Excerpts from an interface dataset:
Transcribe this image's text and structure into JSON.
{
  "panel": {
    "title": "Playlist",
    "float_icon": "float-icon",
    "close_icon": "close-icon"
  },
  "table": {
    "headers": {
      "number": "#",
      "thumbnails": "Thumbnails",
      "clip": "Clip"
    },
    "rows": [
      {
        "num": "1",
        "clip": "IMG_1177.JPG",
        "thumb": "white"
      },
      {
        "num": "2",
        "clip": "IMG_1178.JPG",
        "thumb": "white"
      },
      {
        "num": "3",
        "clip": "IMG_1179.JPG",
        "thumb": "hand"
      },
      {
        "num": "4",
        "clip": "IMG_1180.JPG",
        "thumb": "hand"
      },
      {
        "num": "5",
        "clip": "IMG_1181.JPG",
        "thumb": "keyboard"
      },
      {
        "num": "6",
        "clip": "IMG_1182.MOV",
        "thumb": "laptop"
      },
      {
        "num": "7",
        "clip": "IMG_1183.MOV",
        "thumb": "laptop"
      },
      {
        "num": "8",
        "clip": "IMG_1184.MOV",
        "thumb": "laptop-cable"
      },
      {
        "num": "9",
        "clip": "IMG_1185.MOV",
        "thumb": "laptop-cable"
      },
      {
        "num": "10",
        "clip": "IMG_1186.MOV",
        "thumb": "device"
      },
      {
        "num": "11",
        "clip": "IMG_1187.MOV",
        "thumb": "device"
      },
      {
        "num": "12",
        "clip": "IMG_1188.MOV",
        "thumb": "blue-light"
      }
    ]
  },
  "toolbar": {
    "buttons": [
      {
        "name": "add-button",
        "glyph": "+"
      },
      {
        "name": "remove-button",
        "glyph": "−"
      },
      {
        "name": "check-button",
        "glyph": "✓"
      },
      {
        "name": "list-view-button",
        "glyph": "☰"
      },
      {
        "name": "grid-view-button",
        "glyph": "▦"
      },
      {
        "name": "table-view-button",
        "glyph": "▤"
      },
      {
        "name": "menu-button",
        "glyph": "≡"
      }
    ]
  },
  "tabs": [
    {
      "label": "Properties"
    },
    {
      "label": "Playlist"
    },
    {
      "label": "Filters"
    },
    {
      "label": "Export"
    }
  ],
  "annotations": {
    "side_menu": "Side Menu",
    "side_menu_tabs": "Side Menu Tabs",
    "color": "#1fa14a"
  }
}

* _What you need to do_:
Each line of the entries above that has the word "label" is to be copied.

* _Solution for this problem_:
      "label": "Properties"
      "label": "Playlist"
      "label": "Filters"
      "label": "Export"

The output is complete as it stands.